### DATA RECORDS
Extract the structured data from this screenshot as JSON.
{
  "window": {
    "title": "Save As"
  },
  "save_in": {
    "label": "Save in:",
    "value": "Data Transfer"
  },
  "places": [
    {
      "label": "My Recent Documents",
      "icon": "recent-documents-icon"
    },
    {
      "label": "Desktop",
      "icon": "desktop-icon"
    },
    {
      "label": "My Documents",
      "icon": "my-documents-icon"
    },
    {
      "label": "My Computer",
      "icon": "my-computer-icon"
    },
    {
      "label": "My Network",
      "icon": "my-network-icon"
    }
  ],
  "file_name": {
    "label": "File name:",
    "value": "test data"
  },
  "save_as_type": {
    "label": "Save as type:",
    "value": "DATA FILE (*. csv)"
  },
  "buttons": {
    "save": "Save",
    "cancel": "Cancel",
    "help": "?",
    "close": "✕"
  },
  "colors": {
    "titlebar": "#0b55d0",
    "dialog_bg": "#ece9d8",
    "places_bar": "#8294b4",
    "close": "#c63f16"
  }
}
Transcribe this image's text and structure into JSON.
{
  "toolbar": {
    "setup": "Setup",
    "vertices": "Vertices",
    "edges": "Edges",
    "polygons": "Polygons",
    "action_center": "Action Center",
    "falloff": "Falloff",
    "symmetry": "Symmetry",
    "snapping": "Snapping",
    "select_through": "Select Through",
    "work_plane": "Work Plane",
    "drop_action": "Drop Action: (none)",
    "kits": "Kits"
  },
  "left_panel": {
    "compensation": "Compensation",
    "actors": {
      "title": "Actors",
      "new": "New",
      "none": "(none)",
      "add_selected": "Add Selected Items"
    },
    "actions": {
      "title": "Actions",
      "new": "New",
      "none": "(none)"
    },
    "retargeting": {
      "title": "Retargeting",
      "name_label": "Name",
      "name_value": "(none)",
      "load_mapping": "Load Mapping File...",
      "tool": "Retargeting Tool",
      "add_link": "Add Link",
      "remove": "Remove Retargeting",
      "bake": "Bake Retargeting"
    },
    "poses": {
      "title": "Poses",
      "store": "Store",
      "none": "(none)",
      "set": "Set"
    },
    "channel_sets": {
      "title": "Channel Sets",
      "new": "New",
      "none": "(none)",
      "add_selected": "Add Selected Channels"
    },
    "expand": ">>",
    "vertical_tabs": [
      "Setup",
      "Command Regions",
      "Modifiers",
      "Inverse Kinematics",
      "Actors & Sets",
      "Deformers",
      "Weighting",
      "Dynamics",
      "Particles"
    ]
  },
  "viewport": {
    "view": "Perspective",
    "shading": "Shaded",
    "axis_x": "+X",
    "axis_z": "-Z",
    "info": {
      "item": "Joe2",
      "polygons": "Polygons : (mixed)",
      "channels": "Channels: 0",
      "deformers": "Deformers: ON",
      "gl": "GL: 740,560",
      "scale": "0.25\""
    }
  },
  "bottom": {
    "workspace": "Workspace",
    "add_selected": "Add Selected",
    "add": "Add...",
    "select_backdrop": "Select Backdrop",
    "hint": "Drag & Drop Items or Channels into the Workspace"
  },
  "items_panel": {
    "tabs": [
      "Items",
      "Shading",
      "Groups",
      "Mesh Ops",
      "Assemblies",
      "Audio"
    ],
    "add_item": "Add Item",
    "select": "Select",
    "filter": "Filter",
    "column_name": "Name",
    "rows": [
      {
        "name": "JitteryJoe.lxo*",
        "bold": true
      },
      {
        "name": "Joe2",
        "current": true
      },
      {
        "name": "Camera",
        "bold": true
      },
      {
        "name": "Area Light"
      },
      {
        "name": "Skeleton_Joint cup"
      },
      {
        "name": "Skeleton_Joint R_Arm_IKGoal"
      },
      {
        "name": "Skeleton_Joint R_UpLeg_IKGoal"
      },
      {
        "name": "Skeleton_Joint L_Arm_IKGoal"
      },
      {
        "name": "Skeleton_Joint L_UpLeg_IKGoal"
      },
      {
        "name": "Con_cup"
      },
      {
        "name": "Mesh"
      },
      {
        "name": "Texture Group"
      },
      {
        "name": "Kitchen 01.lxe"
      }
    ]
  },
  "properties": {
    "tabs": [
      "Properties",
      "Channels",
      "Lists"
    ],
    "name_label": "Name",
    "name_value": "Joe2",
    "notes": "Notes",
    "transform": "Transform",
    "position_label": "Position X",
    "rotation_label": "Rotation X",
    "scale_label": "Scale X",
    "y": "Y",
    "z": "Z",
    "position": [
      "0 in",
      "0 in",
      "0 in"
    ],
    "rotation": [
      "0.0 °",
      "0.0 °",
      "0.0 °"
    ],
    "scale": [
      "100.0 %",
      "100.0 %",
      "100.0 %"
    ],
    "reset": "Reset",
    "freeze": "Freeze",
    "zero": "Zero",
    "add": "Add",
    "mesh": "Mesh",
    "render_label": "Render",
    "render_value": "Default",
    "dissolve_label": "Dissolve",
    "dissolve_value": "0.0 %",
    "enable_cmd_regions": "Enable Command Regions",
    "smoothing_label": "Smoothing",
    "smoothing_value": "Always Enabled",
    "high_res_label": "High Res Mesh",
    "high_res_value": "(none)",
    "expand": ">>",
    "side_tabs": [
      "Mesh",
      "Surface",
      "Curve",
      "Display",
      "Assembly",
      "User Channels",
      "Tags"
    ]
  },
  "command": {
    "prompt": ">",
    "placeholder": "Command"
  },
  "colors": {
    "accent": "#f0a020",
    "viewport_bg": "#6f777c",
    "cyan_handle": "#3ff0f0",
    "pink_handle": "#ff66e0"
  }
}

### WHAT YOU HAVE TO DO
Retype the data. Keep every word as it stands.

### SOLUTION FOR THIS TASK
Extract the structured data from this screenshot as JSON.
{
  "window": {
    "title": "Save As"
  },
  "save_in": {
    "label": "Save in:",
    "value": "Data Transfer"
  },
  "places": [
    {
      "label": "My Recent Documents",
      "icon": "recent-documents-icon"
    },
    {
      "label": "Desktop",
      "icon": "desktop-icon"
    },
    {
      "label": "My Documents",
      "icon": "my-documents-icon"
    },
    {
      "label": "My Computer",
      "icon": "my-computer-icon"
    },
    {
      "label": "My Network",
      "icon": "my-network-icon"
    }
  ],
  "file_name": {
    "label": "File name:",
    "value": "test data"
  },
  "save_as_type": {
    "label": "Save as type:",
    "value": "DATA FILE (*. csv)"
  },
  "buttons": {
    "save": "Save",
    "cancel": "Cancel",
    "help": "?",
    "close": "✕"
  },
  "colors": {
    "titlebar": "#0b55d0",
    "dialog_bg": "#ece9d8",
    "places_bar": "#8294b4",
    "close": "#c63f16"
  }
}
Transcribe this image's text and structure into JSON.
{
  "toolbar": {
    "setup": "Setup",
    "vertices": "Vertices",
    "edges": "Edges",
    "polygons": "Polygons",
    "action_center": "Action Center",
    "falloff": "Falloff",
    "symmetry": "Symmetry",
    "snapping": "Snapping",
    "select_through": "Select Through",
    "work_plane": "Work Plane",
    "drop_action": "Drop Action: (none)",
    "kits": "Kits"
  },
  "left_panel": {
    "compensation": "Compensation",
    "actors": {
      "title": "Actors",
      "new": "New",
      "none": "(none)",
      "add_selected": "Add Selected Items"
    },
    "actions": {
      "title": "Actions",
      "new": "New",
      "none": "(none)"
    },
    "retargeting": {
      "title": "Retargeting",
      "name_label": "Name",
      "name_value": "(none)",
      "load_mapping": "Load Mapping File...",
      "tool": "Retargeting Tool",
      "add_link": "Add Link",
      "remove": "Remove Retargeting",
      "bake": "Bake Retargeting"
    },
    "poses": {
      "title": "Poses",
      "store": "Store",
      "none": "(none)",
      "set": "Set"
    },
    "channel_sets": {
      "title": "Channel Sets",
      "new": "New",
      "none": "(none)",
      "add_selected": "Add Selected Channels"
    },
    "expand": ">>",
    "vertical_tabs": [
      "Setup",
      "Command Regions",
      "Modifiers",
      "Inverse Kinematics",
      "Actors & Sets",
      "Deformers",
      "Weighting",
      "Dynamics",
      "Particles"
    ]
  },
  "viewport": {
    "view": "Perspective",
    "shading": "Shaded",
    "axis_x": "+X",
    "axis_z": "-Z",
    "info": {
      "item": "Joe2",
      "polygons": "Polygons : (mixed)",
      "channels": "Channels: 0",
      "deformers": "Deformers: ON",
      "gl": "GL: 740,560",
      "scale": "0.25\""
    }
  },
  "bottom": {
    "workspace": "Workspace",
    "add_selected": "Add Selected",
    "add": "Add...",
    "select_backdrop": "Select Backdrop",
    "hint": "Drag & Drop Items or Channels into the Workspace"
  },
  "items_panel": {
    "tabs": [
      "Items",
      "Shading",
      "Groups",
      "Mesh Ops",
      "Assemblies",
      "Audio"
    ],
    "add_item": "Add Item",
    "select": "Select",
    "filter": "Filter",
    "column_name": "Name",
    "rows": [
      {
        "name": "JitteryJoe.lxo*",
        "bold": true
      },
      {
        "name": "Joe2",
        "current": true
      },
      {
        "name": "Camera",
        "bold": true
      },
      {
        "name": "Area Light"
      },
      {
        "name": "Skeleton_Joint cup"
      },
      {
        "name": "Skeleton_Joint R_Arm_IKGoal"
      },
      {
        "name": "Skeleton_Joint R_UpLeg_IKGoal"
      },
      {
        "name": "Skeleton_Joint L_Arm_IKGoal"
      },
      {
        "name": "Skeleton_Joint L_UpLeg_IKGoal"
      },
      {
        "name": "Con_cup"
      },
      {
        "name": "Mesh"
      },
      {
        "name": "Texture Group"
      },
      {
        "name": "Kitchen 01.lxe"
      }
    ]
  },
  "properties": {
    "tabs": [
      "Properties",
      "Channels",
      "Lists"
    ],
    "name_label": "Name",
    "name_value": "Joe2",
    "notes": "Notes",
    "transform": "Transform",
    "position_label": "Position X",
    "rotation_label": "Rotation X",
    "scale_label": "Scale X",
    "y": "Y",
    "z": "Z",
    "position": [
      "0 in",
      "0 in",
      "0 in"
    ],
    "rotation": [
      "0.0 °",
      "0.0 °",
      "0.0 °"
    ],
    "scale": [
      "100.0 %",
      "100.0 %",
      "100.0 %"
    ],
    "reset": "Reset",
    "freeze": "Freeze",
    "zero": "Zero",
    "add": "Add",
    "mesh": "Mesh",
    "render_label": "Render",
    "render_value": "Default",
    "dissolve_label": "Dissolve",
    "dissolve_value": "0.0 %",
    "enable_cmd_regions": "Enable Command Regions",
    "smoothing_label": "Smoothing",
    "smoothing_value": "Always Enabled",
    "high_res_label": "High Res Mesh",
    "high_res_value": "(none)",
    "expand": ">>",
    "side_tabs": [
      "Mesh",
      "Surface",
      "Curve",
      "Display",
      "Assembly",
      "User Channels",
      "Tags"
    ]
  },
  "command": {
    "prompt": ">",
    "placeholder": "Command"
  },
  "colors": {
    "accent": "#f0a020",
    "viewport_bg": "#6f777c",
    "cyan_handle": "#3ff0f0",
    "pink_handle": "#ff66e0"
  }
}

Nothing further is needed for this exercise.